Retype the entries in full.

Dataset rows describing interfaces:
+ + + + +

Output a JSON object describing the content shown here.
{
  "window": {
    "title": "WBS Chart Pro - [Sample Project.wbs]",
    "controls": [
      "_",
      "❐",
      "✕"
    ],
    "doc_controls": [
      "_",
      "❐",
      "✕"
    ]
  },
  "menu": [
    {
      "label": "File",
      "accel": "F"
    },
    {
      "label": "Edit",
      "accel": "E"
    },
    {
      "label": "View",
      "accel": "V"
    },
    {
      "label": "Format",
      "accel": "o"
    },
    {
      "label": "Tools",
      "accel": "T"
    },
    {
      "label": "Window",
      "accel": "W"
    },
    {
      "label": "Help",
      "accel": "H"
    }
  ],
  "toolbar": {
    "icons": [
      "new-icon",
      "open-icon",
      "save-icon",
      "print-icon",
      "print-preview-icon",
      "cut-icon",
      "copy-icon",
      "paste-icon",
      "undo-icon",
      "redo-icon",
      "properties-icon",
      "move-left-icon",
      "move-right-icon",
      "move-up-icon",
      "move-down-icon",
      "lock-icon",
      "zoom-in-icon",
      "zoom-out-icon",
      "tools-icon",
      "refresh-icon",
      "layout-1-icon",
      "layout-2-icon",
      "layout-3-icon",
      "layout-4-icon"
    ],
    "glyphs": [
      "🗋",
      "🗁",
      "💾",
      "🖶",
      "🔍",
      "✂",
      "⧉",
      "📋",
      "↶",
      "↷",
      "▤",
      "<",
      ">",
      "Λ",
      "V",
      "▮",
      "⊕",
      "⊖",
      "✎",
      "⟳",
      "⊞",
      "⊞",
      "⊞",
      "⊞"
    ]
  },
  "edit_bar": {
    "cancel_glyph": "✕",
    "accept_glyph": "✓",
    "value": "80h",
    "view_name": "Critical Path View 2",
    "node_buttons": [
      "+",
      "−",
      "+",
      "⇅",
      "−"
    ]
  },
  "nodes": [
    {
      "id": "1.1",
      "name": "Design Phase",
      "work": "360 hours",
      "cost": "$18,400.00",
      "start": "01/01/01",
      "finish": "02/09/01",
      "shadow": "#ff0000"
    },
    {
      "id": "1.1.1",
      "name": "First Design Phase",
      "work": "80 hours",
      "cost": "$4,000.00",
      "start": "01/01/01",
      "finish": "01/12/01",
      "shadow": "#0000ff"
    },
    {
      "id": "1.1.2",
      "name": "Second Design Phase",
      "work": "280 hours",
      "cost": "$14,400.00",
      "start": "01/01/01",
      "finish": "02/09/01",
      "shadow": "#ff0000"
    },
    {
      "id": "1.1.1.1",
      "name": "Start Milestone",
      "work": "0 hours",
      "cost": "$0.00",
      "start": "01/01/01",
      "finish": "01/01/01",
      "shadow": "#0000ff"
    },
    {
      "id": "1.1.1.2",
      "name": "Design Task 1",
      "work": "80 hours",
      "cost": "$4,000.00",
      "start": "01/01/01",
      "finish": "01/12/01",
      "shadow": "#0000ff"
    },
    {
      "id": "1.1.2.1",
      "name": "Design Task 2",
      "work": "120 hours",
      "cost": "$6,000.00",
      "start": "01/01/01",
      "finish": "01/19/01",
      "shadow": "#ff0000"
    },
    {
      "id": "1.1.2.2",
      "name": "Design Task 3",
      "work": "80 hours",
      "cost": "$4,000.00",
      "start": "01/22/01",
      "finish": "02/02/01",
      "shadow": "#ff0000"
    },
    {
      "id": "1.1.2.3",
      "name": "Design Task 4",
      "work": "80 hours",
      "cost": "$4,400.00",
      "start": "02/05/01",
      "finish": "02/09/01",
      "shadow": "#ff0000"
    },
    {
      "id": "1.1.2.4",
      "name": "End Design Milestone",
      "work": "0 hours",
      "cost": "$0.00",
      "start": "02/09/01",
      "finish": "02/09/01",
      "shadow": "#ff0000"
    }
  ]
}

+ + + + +

*Output for this task*
Output a JSON object describing the content shown here.
{
  "window": {
    "title": "WBS Chart Pro - [Sample Project.wbs]",
    "controls": [
      "_",
      "❐",
      "✕"
    ],
    "doc_controls": [
      "_",
      "❐",
      "✕"
    ]
  },
  "menu": [
    {
      "label": "File",
      "accel": "F"
    },
    {
      "label": "Edit",
      "accel": "E"
    },
    {
      "label": "View",
      "accel": "V"
    },
    {
      "label": "Format",
      "accel": "o"
    },
    {
      "label": "Tools",
      "accel": "T"
    },
    {
      "label": "Window",
      "accel": "W"
    },
    {
      "label": "Help",
      "accel": "H"
    }
  ],
  "toolbar": {
    "icons": [
      "new-icon",
      "open-icon",
      "save-icon",
      "print-icon",
      "print-preview-icon",
      "cut-icon",
      "copy-icon",
      "paste-icon",
      "undo-icon",
      "redo-icon",
      "properties-icon",
      "move-left-icon",
      "move-right-icon",
      "move-up-icon",
      "move-down-icon",
      "lock-icon",
      "zoom-in-icon",
      "zoom-out-icon",
      "tools-icon",
      "refresh-icon",
      "layout-1-icon",
      "layout-2-icon",
      "layout-3-icon",
      "layout-4-icon"
    ],
    "glyphs": [
      "🗋",
      "🗁",
      "💾",
      "🖶",
      "🔍",
      "✂",
      "⧉",
      "📋",
      "↶",
      "↷",
      "▤",
      "<",
      ">",
      "Λ",
      "V",
      "▮",
      "⊕",
      "⊖",
      "✎",
      "⟳",
      "⊞",
      "⊞",
      "⊞",
      "⊞"
    ]
  },
  "edit_bar": {
    "cancel_glyph": "✕",
    "accept_glyph": "✓",
    "value": "80h",
    "view_name": "Critical Path View 2",
    "node_buttons": [
      "+",
      "−",
      "+",
      "⇅",
      "−"
    ]
  },
  "nodes": [
    {
      "id": "1.1",
      "name": "Design Phase",
      "work": "360 hours",
      "cost": "$18,400.00",
      "start": "01/01/01",
      "finish": "02/09/01",
      "shadow": "#ff0000"
    },
    {
      "id": "1.1.1",
      "name": "First Design Phase",
      "work": "80 hours",
      "cost": "$4,000.00",
      "start": "01/01/01",
      "finish": "01/12/01",
      "shadow": "#0000ff"
    },
    {
      "id": "1.1.2",
      "name": "Second Design Phase",
      "work": "280 hours",
      "cost": "$14,400.00",
      "start": "01/01/01",
      "finish": "02/09/01",
      "shadow": "#ff0000"
    },
    {
      "id": "1.1.1.1",
      "name": "Start Milestone",
      "work": "0 hours",
      "cost": "$0.00",
      "start": "01/01/01",
      "finish": "01/01/01",
      "shadow": "#0000ff"
    },
    {
      "id": "1.1.1.2",
      "name": "Design Task 1",
      "work": "80 hours",
      "cost": "$4,000.00",
      "start": "01/01/01",
      "finish": "01/12/01",
      "shadow": "#0000ff"
    },
    {
      "id": "1.1.2.1",
      "name": "Design Task 2",
      "work": "120 hours",
      "cost": "$6,000.00",
      "start": "01/01/01",
      "finish": "01/19/01",
      "shadow": "#ff0000"
    },
    {
      "id": "1.1.2.2",
      "name": "Design Task 3",
      "work": "80 hours",
      "cost": "$4,000.00",
      "start": "01/22/01",
      "finish": "02/02/01",
      "shadow": "#ff0000"
    },
    {
      "id": "1.1.2.3",
      "name": "Design Task 4",
      "work": "80 hours",
      "cost": "$4,400.00",
      "start": "02/05/01",
      "finish": "02/09/01",
      "shadow": "#ff0000"
    },
    {
      "id": "1.1.2.4",
      "name": "End Design Milestone",
      "work": "0 hours",
      "cost": "$0.00",
      "start": "02/09/01",
      "finish": "02/09/01",
      "shadow": "#ff0000"
    }
  ]
}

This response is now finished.